Windhoek – Kabbe South Constituency Councillor John Likando says some major capital projects in the Zambezi Region remain uncompleted, while contactors were paid the full amounts for the work to be done but instead abandoned the sites.
Without mentioning the specific projects, Likando noted that part of the problem is that government projects are supervised from Windhoek by the central government.
Hence, he said, the regional council should be given more oversight responsibilities on projects in the region because people are putting the blame and pressure entirely on the elected representatives.
“We don’t need to handle funds but we need to account for every stage of the project. I have good example: the ministries of health and education projects have become white elephants and monsters in most regions,” Likando said in his contribution to the debate on the 20118/19 national budget in the National Council last week.

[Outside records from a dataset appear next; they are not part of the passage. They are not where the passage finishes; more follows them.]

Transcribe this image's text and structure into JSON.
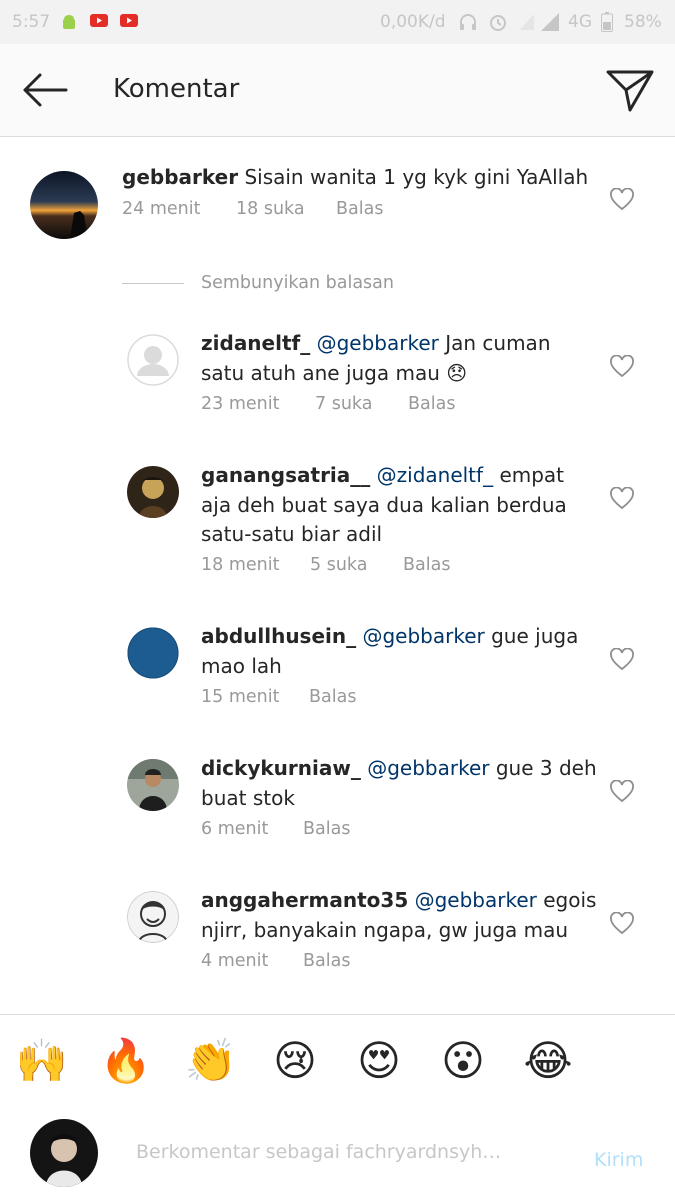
{
  "status_bar": {
    "time": "5:57",
    "speed": "0,00K/d",
    "network": "4G",
    "battery": "58%"
  },
  "header": {
    "title": "Komentar"
  },
  "main_comment": {
    "username": "gebbarker",
    "text": "Sisain wanita 1 yg kyk gini YaAllah",
    "time": "24 menit",
    "likes": "18 suka",
    "reply": "Balas"
  },
  "hide_replies": "Sembunyikan balasan",
  "replies": [
    {
      "username": "zidaneltf_",
      "mention": "@gebbarker",
      "line1_rest": "Jan cuman",
      "line2": "satu atuh ane juga mau",
      "emoji": "😞",
      "time": "23 menit",
      "likes": "7 suka",
      "reply": "Balas"
    },
    {
      "username": "ganangsatria__",
      "mention": "@zidaneltf_",
      "line1_rest": "empat",
      "line2": "aja deh buat saya dua kalian berdua",
      "line3": "satu-satu biar adil",
      "time": "18 menit",
      "likes": "5 suka",
      "reply": "Balas"
    },
    {
      "username": "abdullhusein_",
      "mention": "@gebbarker",
      "line1_rest": "gue juga",
      "line2": "mao lah",
      "time": "15 menit",
      "reply": "Balas"
    },
    {
      "username": "dickykurniaw_",
      "mention": "@gebbarker",
      "line1_rest": "gue 3 deh",
      "line2": "buat stok",
      "time": "6 menit",
      "reply": "Balas"
    },
    {
      "username": "anggahermanto35",
      "mention": "@gebbarker",
      "line1_rest": "egois",
      "line2": "njirr, banyakain ngapa, gw juga mau",
      "time": "4 menit",
      "reply": "Balas"
    }
  ],
  "emoji_bar": [
    "🙌",
    "🔥",
    "👏",
    "😢",
    "😍",
    "😮",
    "😂"
  ],
  "input": {
    "placeholder": "Berkomentar sebagai fachryardnsyh…",
    "send_label": "Kirim"
  },
  "colors": {
    "mention": "#003569",
    "meta": "#999999",
    "send_disabled": "#b2dffc",
    "avatar_abdull": "#1d5c91"
  }
}
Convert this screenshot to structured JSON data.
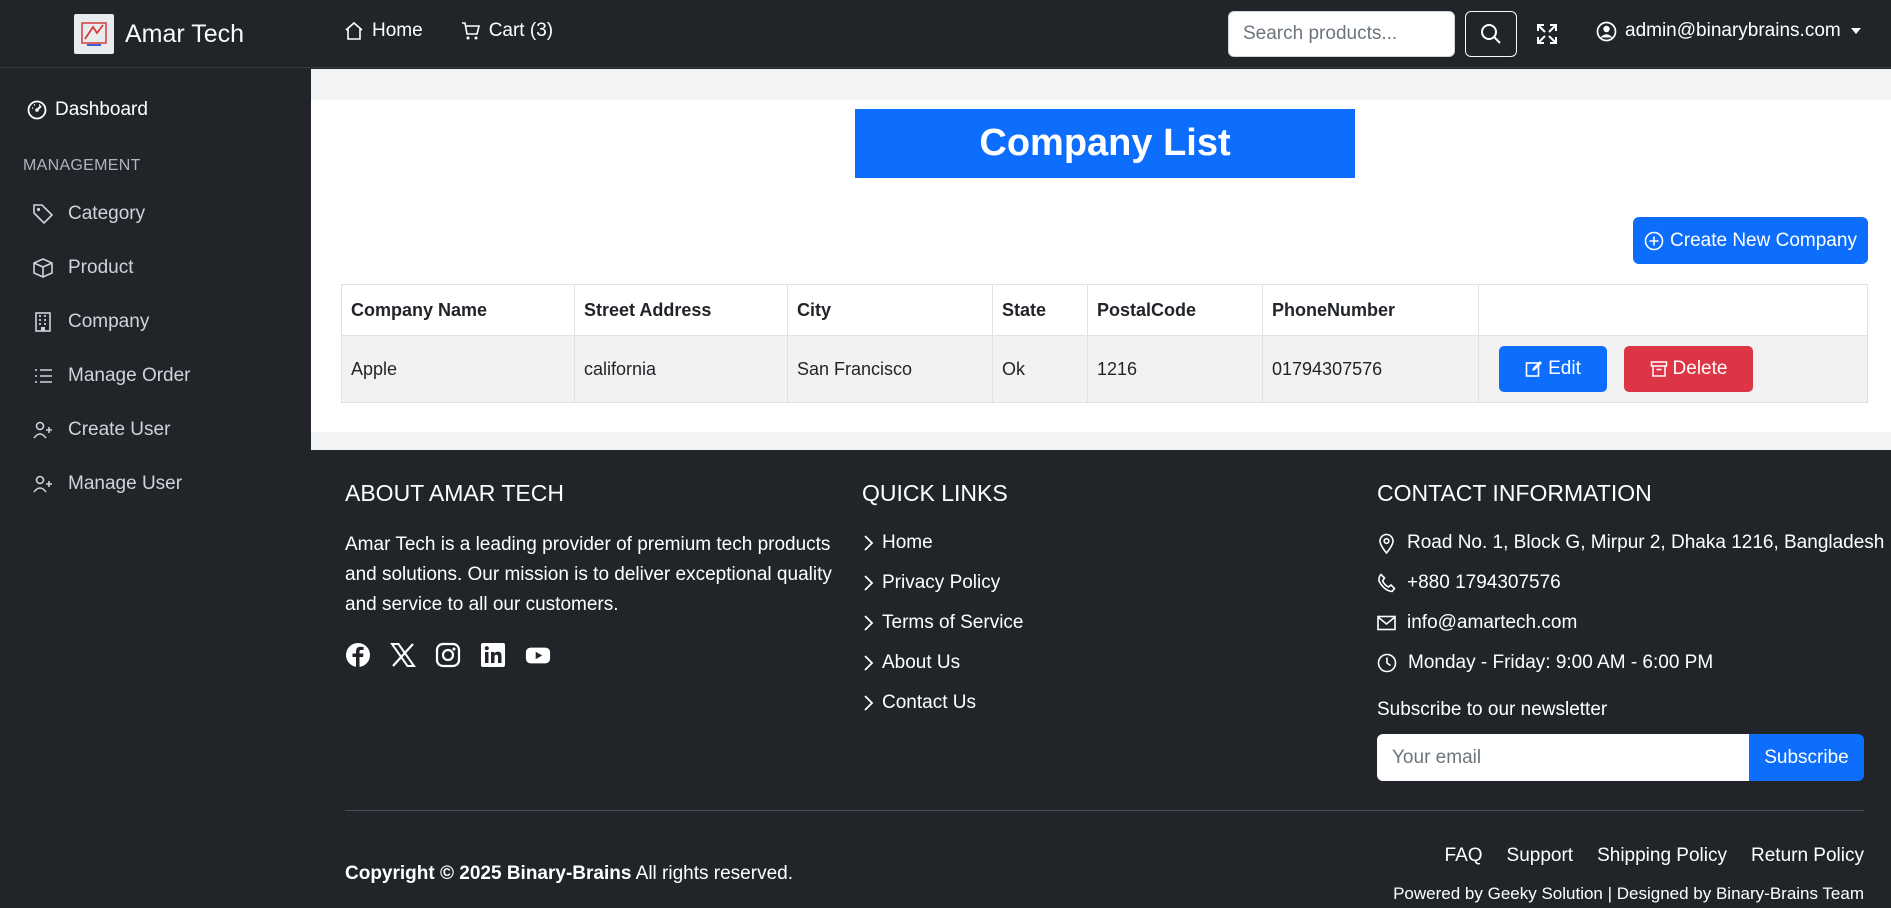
{
  "brand": {
    "name": "Amar Tech",
    "logo_icon": "store-logo-icon"
  },
  "nav": {
    "home": "Home",
    "cart": "Cart (3)",
    "search_placeholder": "Search products...",
    "user_email": "admin@binarybrains.com"
  },
  "sidebar": {
    "dashboard": "Dashboard",
    "heading": "MANAGEMENT",
    "items": [
      {
        "label": "Category",
        "icon": "tag-icon"
      },
      {
        "label": "Product",
        "icon": "box-icon"
      },
      {
        "label": "Company",
        "icon": "building-icon"
      },
      {
        "label": "Manage Order",
        "icon": "list-icon"
      },
      {
        "label": "Create User",
        "icon": "user-plus-icon"
      },
      {
        "label": "Manage User",
        "icon": "user-plus-icon"
      }
    ]
  },
  "main": {
    "title": "Company List",
    "create_button": "Create New Company",
    "table": {
      "headers": [
        "Company Name",
        "Street Address",
        "City",
        "State",
        "PostalCode",
        "PhoneNumber",
        ""
      ],
      "rows": [
        {
          "name": "Apple",
          "street": "california",
          "city": "San Francisco",
          "state": "Ok",
          "postal": "1216",
          "phone": "01794307576"
        }
      ],
      "edit_label": "Edit",
      "delete_label": "Delete"
    }
  },
  "footer": {
    "about_heading": "ABOUT AMAR TECH",
    "about_text": "Amar Tech is a leading provider of premium tech products and solutions. Our mission is to deliver exceptional quality and service to all our customers.",
    "social_icons": [
      "facebook-icon",
      "x-twitter-icon",
      "instagram-icon",
      "linkedin-icon",
      "youtube-icon"
    ],
    "quick_heading": "QUICK LINKS",
    "quick_links": [
      "Home",
      "Privacy Policy",
      "Terms of Service",
      "About Us",
      "Contact Us"
    ],
    "contact_heading": "CONTACT INFORMATION",
    "contact": {
      "address": "Road No. 1, Block G, Mirpur 2, Dhaka 1216, Bangladesh",
      "phone": "+880 1794307576",
      "email": "info@amartech.com",
      "hours": "Monday - Friday: 9:00 AM - 6:00 PM"
    },
    "newsletter_label": "Subscribe to our newsletter",
    "email_placeholder": "Your email",
    "subscribe": "Subscribe",
    "copyright_bold": "Copyright © 2025 Binary-Brains",
    "copyright_rest": " All rights reserved.",
    "policy_links": [
      "FAQ",
      "Support",
      "Shipping Policy",
      "Return Policy"
    ],
    "powered": "Powered by Geeky Solution | Designed by Binary-Brains Team"
  },
  "colors": {
    "primary": "#0d6efd",
    "danger": "#dc3545",
    "dark": "#212529"
  }
}
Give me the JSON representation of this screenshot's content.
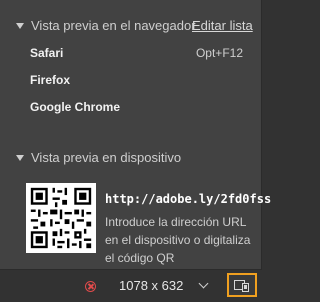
{
  "browser_section": {
    "title": "Vista previa en el navegador",
    "edit_link": "Editar lista",
    "items": [
      {
        "label": "Safari",
        "shortcut": "Opt+F12"
      },
      {
        "label": "Firefox"
      },
      {
        "label": "Google Chrome"
      }
    ]
  },
  "device_section": {
    "title": "Vista previa en dispositivo",
    "url": "http://adobe.ly/2fd0fss",
    "description": "Introduce la dirección URL en el dispositivo o digitaliza el código QR"
  },
  "bottom_bar": {
    "size_value": "1078 x 632"
  },
  "colors": {
    "accent": "#f0a020",
    "error": "#e04b4b"
  },
  "icons": {
    "stop": "stop-icon",
    "dropdown": "chevron-down-icon",
    "preview": "preview-device-icon"
  }
}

He said the target to achieve 100 percent implementation of national development plans requires that the government close the loopholes.

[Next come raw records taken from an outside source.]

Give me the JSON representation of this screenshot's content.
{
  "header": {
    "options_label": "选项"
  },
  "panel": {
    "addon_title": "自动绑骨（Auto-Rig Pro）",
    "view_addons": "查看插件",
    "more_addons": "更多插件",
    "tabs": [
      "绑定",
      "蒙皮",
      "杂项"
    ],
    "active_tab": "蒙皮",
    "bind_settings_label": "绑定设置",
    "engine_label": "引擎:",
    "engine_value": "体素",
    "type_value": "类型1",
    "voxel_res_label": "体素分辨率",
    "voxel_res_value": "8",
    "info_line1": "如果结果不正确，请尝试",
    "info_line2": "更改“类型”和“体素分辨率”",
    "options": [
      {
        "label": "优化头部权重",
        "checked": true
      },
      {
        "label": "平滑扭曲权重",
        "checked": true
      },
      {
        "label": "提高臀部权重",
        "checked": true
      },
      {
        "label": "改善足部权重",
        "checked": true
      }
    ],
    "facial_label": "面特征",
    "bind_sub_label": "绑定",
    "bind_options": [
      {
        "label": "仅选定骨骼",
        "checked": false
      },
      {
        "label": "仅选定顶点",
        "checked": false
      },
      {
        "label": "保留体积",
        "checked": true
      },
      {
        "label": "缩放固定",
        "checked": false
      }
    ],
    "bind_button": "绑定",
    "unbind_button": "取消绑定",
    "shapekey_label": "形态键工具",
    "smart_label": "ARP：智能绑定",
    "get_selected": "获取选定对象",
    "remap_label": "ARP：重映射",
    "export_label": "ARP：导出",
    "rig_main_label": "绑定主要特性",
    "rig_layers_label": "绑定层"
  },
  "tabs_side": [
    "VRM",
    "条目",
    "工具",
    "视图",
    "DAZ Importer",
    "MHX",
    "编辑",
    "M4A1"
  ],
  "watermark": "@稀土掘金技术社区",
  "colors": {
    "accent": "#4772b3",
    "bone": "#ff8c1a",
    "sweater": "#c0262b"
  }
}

For the 2018/19 budget the government has made a provision of N$378 million for development projects in Zambezi, which Likando said is quite a good amount in figures, but very worrisome in terms of regional priority.
From the allocated N$378 million a total of N$85 million, which accounts for 23 percent of the regional budget, goes to roads construction which started three years ago, with little progress, and N$42.5 million, accounting for 13 percent, for upgrading Mpacha airport.
However, he said, the issue of Mpacha airport is a non-starter since over N$60 million has already been spent on the project but conditions and the environment at the airport have worsened.
He noted that a combined 36 percent of the total regional allocation goes to these projects, which he said seems to be of concern for ordinary citizens.
“As regional representative in this august House I feel much pain, as these projects have become a cash cow for contractors on site while the project beneficiary remains isolated from the mainstream of our economy.”
Further, he raised his concern about the Namalubi-Lisikili-Kalimbeza road. He attributed the sorry state of the road to government’s non-payment of contractors, the rains and annual floods that cause work delays.
“Honestly, I feel that if these projects remain unsupervised at a regional level the government will bear more costs. We have a lot of requirements for the region other than to keep hostages on the two projects. The region needs more roads to link the constituencies … that have potential in tourism and agriculture,” Likando stressed.